Editorial: Lay off our suds, lawmakers
A Michigan lawmaker wants to protect state residents from their own vices — beer, in this case — and while he may have good intentions, the Legislature isn’t the right venue for this particular cause. Personal moral convictions don’t necessarily translate to sound legislation.
State Rep. Tom Hooker, R-Byron Center, introduced a bill last week that would hike the state’s beer tax nearly 250 percent. House leadership has pretty much shut down his hopes, and the legislation shouldn’t get traction. Being a third-term member, Hooker should know better.
His goal isn’t to raise revenue. It’s to influence behavior he finds objectionable: beer drinking.
Hooker is concerned about the effects of alcohol because of his family’s experience. Proceeds from the higher tax would go to substance abuse treatment and rehabilitation.

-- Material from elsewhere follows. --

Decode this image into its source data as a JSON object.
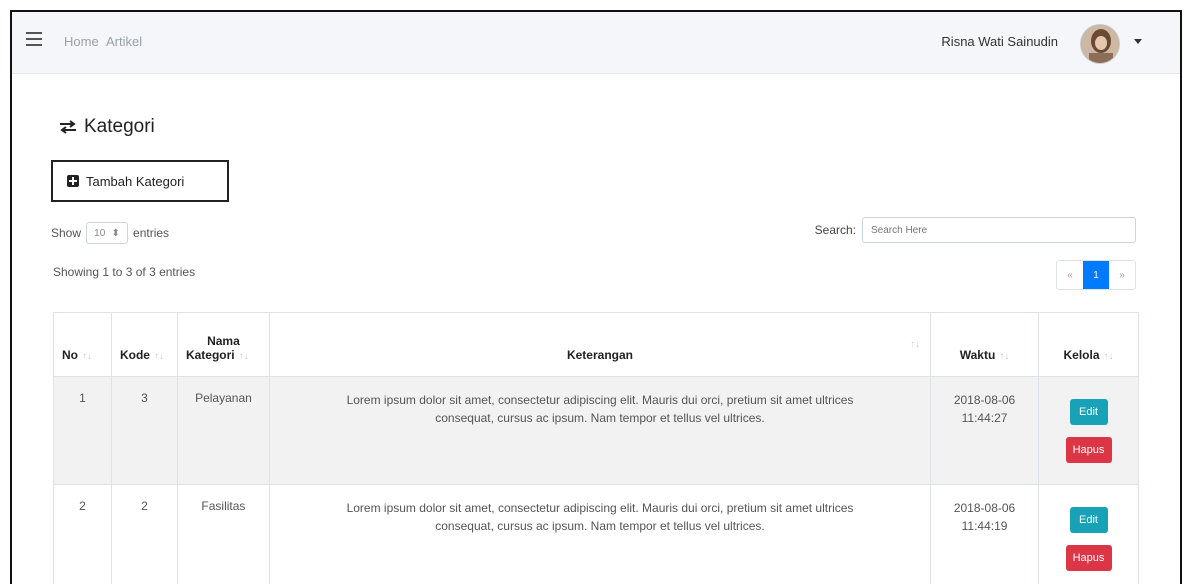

For the first time since 1966, the bill seeks to increase Michigan’s beer excise tax, to $21.70 from $6.30 per barrel, about a 5-cent increase per 12-ounce can or bottle. Oddly, this bill only targets beer — not the more potent wine or spirits.
The lawmaker, who doesn’t have any co-sponsors, is hoping to start a conversation about alcohol abuse. He’s worried because his mother had to spend time in an orphanage because her parents had alcohol problems.
Hooker calls his bill a “user tax.”
“If you’re going to use it, the problems that you cause are going to be paid for, and the same with the producers,” he says. “They’re producing a poison that’s causing problems to our systems, to our society, and they should have to pay for it.”
Hooker has made the decision to personally stay away from alcohol and that may be the best for him. But he should leave the rest of Michigan out of it. Not everyone who drinks has a drinking problem.
This is lawmaking at its worst. One lawmaker trying to turn his pet peeve into a law.
As Michigan’s craft beer industry is gaining steam, this is the wrong kind of message for the Legislature to send.
Hooker has said he’s concerned about the state’s growing beer production. For instance, Grand Rapids advertises itself as “Beer City” thanks to the number of new breweries around downtown, some of which have gained national acclaim.
The Michigan Chamber of Commerce came down hard on Hooker’s legislation, pointing out that it would put local businesses that sell beer at a competitive disadvantage with neighboring states.
“As a whole, Michigan’s beer industry contributes $6.6 billion to the state’s economy, employs thousands of people and generates hundreds of millions of dollars in tax revenue,” argues Jim Holcomb, senior vice president for business advocacy and general counsel for the chamber. “This ill-advised tax increase will hurt each and every retailer, distributor, brewery and brewpub in Michigan.”
The proposed beer tax, like most such legislation that grows out of personal moral conviction, is misguided. Lawmakers who are concerned with their constituents’ morality should consider leaving the Legislature and entering the ministry.